The Mattachine Society held its early meetings in the Hollywood Hills home that Harry had commissioned for his mother, Margaret Hay, in 1939. The International Style house was designed by modernist Gregory Ain, whom Hay selected due to both men's ties to the Communist Party. Because of the political nature of the group, the FBI kept the property under surveillance.

In 1969, Hay co-founded the Gay Liberation Front (GLF), shortly after the Stonewall uprising in New York. While with the GLF, he helped to organize the "Gay-ins" at the Griffith Park Merry-Go-Round.

As a loosely structured organization, the GLF espoused a counterculture framework that contrasted the more conservative and hierarchical underpinnings of the Mattachine Society.

Later in life, Hay remained an activist and was involved in causes ranging from ending Apartheid in South Africa to Reverend Jesse Jackson's National Rainbow Coalition. Hay died in 2002.

In 1919, Harry Hay and his family moved to Los Angeles after his father was involved in an industrial accident.

After graduating from school in 1929 and working for the legal firm Haas and Dunnigan, Hay became involved with the cruising scene at Pershing Square. Through the men he met in the park, Hay learned about the underground nature of LGBTQ life, culture, and society.

Despite his connections to the local gay community, Hay succumbed to social pressures and married Anita Platky in 1938, whom he had met through his involvement with the Communist Party. The couple moved to New York the same year.

In 1940, Hay and Platky moved back to Los Angeles and settled in Silver Lake. Within a few years, their marriage ended, and Hay began exploring the idea of forming a homosexual activist organization.

In 1950, Harry Hay, Rudi Gernreich, Chuck Rowland, Dale Jennings, and Bob Hull came together to form the Mattachine Society. The name was derived from medieval French secret societies, who, under the protection of masks, were free to criticize the monarchy.

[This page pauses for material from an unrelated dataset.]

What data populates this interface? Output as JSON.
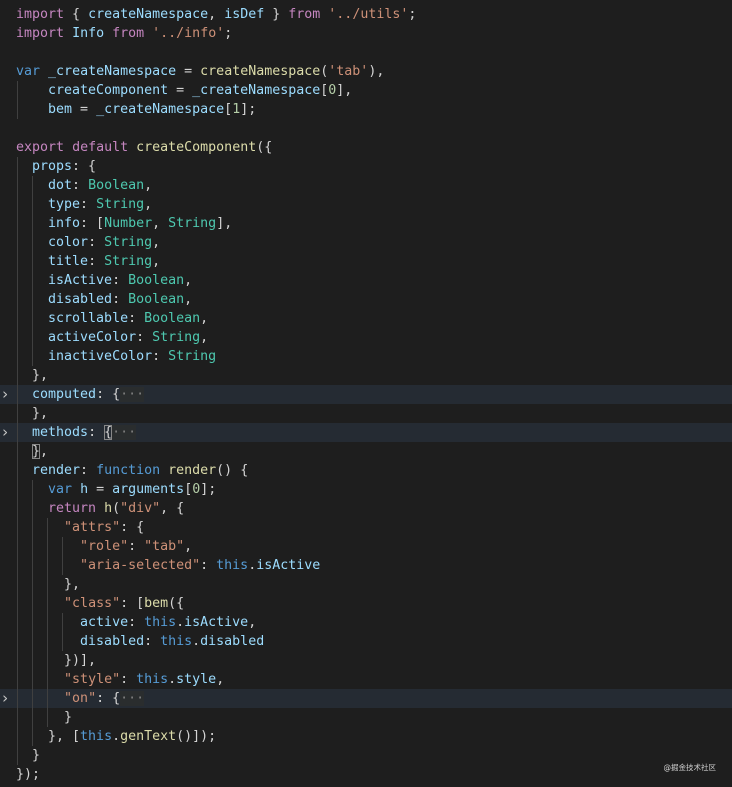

Structurally, the organization was modeled after the Communist Party and fraternal brotherhoods such as the Free Masons. At first, membership in the Mattachine Society grew slowly, but things changed in 1952 with the arrest of co-founder Dale Jennings at MacArthur Park.

Jennings was famously arrested for soliciting sex from an undercover police officer. His trial brought national attention to the Mattachine Society, and membership to the society grew rapidly following his acquittal.

Despite the organization's newfound prominence, Hay left the society in 1953 but remained involved in LGBTQ advocacy efforts.

Harry Hay left a tremendous legacy within the gay rights movement in Los Angeles, which can be seen throughout contemporary LGBTQ history.

As America's first homophile organization, the Mattachine Society laid the ground work for other advocacy organizations, such as the Gay Liberation Front, the Daughters of Bilitis, and publications such as The Advocate.

The Mattachine Society was also responsible for supporting influential medical professionals such as Dr. Evelyn Hooker, whose research was responsible for invalidating the commonly held theory that homosexuality was a severe mental and emotional disorder that resulted from adult maladjustment. 

Hay's career as an activist was far reaching, from his role in ending the ban on non-heterosexuals serving in the military to advocating to end homophobic violence in northern New Mexico.  

He was also a vocal critic of key aspects of the modern LGBTQ rights movement, including ACT UP's tactics for LGBTQ acceptance and AIDS fundraising and research.

Cox House
Photo courtesy Architectural Resources Group

Cox House

A remarkable Mid-Century Modern residence that literally embraces the natural environment, so much so it's aptly nicknamed "The Tree House."
Photo by Larry Underhill

Chateau Colline

An eight-unit apartment house and one of the last remaining apartment buildings in the Westwood section of Wilshire Boulevard constructed before World War II.
Photo by Adrian Scott Fine/L.A. Conservancy

Barry Building

The unusual courtyard layout of the Barry Building exemplifies modern ideals of integrating indoor and outdoor spaces in a rare commercial application.